gcloud compute addresses create my-application-cluster-ip --region asia-south1
  1. Note the created IP address by running the command:
gcloud compute addresses describe my-application-cluster-ip --region asia-south1
  1. In your Domain Name Service (DNS) provider, such as Namecheap, add the following records. Replace "" with the IP address obtained in the previous step.
A @
A www

Ensure that the TTL (Time to Live) is set to the lowest possible value, such as 1 minute, to allow for fast DNS propagation.

If you are using Namecheap, select the 1-minute TTL option, which will take 1 minute to propogate DNS Changes.

  1. Execute the following commands to install ingress-nginx and cert-manager which are needed do load balancing get the SSL certificate. In the following commands, replace with the IP address you created earlier.
helm repo add ingress-nginx
helm upgrade --install ingress-nginx-chart ingress-nginx/ingress-nginx --set controller.service.loadBalancerIP= --set controller.service.externalTrafficPolicy=Local

helm repo add jetstack
helm repo update
kubectl apply -f
helm install cert-manager jetstack/cert-manager --namespace cert-manager --create-namespace --version v1.8.0

Github Setup

This is the final step where we will configure GitHub Secrets for our deployment workflow and push the code.

  1. Create a Github Repository

  2. Create a service account JSON file by visiting The service account will have full access to all resources (Owner) in Google Cloud (GCP). Keep the JSON file secure, as it will be required for deploying to Google Kubernetes Engine (GKE). Save the file as account.json.


  1. Create Github secrets which are used in Workflow by going to your Repository GitHub Settings > Secrets > Actions and creating three secrets with the following names and values:


  • GKE_PROJECT is your project name.
  • GKE_EMAIL is email located in the account.json file.
  • GKE_KEY is your service account encoded as base64. You can obtain it by running cat account.json | base64.
  1. Now, push the code to the repository.
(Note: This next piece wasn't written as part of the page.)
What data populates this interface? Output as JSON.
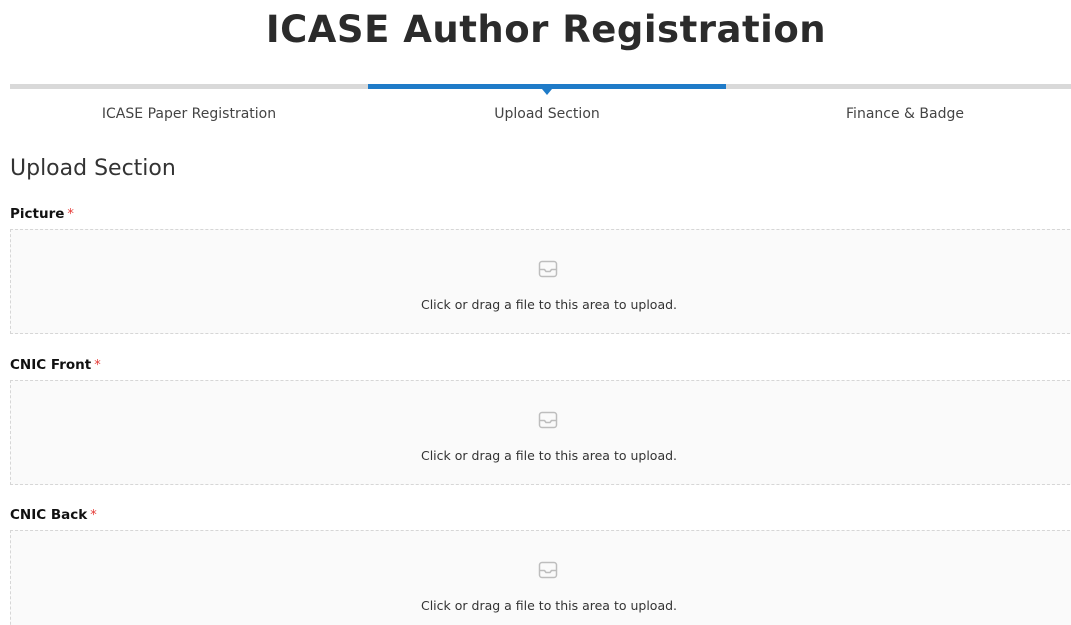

Once pushed, the site will be ready 4-5 minutes after the GitHub Action is completed. It takes 4-5 minutes as it will obtain SSL certificates etc.

You can view status of your actions by visiting Action Tabs of your Github Repository.
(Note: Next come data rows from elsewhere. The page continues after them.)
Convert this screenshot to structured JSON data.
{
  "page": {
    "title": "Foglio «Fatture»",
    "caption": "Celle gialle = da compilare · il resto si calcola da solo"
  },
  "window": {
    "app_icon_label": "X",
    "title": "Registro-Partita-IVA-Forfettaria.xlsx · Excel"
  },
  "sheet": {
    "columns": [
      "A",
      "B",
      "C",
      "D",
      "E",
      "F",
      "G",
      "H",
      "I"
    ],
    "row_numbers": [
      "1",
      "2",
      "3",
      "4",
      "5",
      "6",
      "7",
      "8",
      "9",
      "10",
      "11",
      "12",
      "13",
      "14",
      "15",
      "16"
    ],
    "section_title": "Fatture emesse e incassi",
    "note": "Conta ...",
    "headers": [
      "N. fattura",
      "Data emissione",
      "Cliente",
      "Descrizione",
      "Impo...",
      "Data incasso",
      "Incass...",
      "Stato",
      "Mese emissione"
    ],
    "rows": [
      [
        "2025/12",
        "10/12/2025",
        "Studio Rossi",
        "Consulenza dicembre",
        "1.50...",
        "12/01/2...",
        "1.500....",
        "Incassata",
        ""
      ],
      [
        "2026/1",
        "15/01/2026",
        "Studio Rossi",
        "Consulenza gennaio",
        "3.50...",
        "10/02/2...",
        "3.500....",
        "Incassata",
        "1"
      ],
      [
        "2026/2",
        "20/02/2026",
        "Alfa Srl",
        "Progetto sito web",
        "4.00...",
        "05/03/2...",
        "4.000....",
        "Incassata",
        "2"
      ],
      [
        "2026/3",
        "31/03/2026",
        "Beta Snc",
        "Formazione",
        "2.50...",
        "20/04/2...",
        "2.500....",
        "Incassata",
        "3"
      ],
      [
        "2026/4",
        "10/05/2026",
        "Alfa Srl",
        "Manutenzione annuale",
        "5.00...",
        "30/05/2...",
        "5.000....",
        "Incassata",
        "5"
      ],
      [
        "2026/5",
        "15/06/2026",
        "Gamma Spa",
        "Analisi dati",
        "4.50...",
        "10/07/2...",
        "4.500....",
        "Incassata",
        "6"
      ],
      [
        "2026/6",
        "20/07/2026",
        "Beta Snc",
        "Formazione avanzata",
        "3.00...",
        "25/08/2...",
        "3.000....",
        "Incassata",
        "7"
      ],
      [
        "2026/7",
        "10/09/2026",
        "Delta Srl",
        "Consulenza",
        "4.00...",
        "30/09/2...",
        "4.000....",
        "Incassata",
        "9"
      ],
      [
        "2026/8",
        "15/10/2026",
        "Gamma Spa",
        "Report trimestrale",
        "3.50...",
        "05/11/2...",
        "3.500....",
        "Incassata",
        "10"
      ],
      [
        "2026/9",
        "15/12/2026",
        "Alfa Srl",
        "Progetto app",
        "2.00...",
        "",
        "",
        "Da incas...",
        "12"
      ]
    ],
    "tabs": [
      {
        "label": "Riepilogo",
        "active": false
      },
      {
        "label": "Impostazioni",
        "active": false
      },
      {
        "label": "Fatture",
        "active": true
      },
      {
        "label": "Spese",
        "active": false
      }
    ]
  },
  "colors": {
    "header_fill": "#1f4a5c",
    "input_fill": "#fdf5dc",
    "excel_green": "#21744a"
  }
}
After Action is Completed, you can access the website at your domain.

Delete the Resources

Remember to delete the GCP resources to avoid incurring charges. Follow these steps to delete the GCP resources:

  1. Delete the created IP address by running the following command. In this command, replace "clear-world-31478" with your GCP project name.
gcloud compute addresses delete my-application-cluster-ip --region asia-south1 --project clear-world-31478
  1. Use the GKE Dashboard to delete the cluster using the graphical user interface.
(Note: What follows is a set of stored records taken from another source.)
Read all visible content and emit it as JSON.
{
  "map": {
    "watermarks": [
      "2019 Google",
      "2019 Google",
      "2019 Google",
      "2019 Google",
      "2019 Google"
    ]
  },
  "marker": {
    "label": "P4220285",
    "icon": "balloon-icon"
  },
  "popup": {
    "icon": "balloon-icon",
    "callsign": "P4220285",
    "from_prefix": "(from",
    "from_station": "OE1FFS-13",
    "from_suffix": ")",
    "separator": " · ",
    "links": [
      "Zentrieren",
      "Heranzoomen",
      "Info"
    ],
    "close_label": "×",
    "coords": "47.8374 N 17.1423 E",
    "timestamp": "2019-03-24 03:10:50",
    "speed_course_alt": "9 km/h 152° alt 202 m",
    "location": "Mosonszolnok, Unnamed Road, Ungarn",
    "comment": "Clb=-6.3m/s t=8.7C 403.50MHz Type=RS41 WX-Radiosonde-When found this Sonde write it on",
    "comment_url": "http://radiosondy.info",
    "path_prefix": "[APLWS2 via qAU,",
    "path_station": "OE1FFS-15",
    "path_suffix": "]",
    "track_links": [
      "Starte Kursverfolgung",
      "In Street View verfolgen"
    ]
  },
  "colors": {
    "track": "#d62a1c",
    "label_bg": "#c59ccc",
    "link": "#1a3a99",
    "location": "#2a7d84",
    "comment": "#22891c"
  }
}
Q: How can I connect PostgreSQL to Django in Kubernetes?

A: If you are just starting out, I highly recommend using SQLite to save both money and development time. However, if you prefer to use PostgreSQL, you can follow the tutorial at

Q: Where is the final Code?

A: You can find the final code at

Final Words

Congratulations on successfully deploying your website! You have accomplished website deployment with SSL, DNS, GitHub Actions, etc.

If you have any questions, feel free to ask them in the comments.

Also, this article is licensed under MIT, so you are free to use it as you wish.

If you are a YouTuber, I encourage you to create a video of this article on your channel. By doing so, you can potentially help thousands of developers solve their deployment problems and earn great amounts of punya. Additionally, you can send me your Video URL and I will feature your video at the top of the article, boosting its views.

Time is Money Friend. So in case you want hire a Ninja Kubernetes Developer to perform Deployment for your Project, Contact me at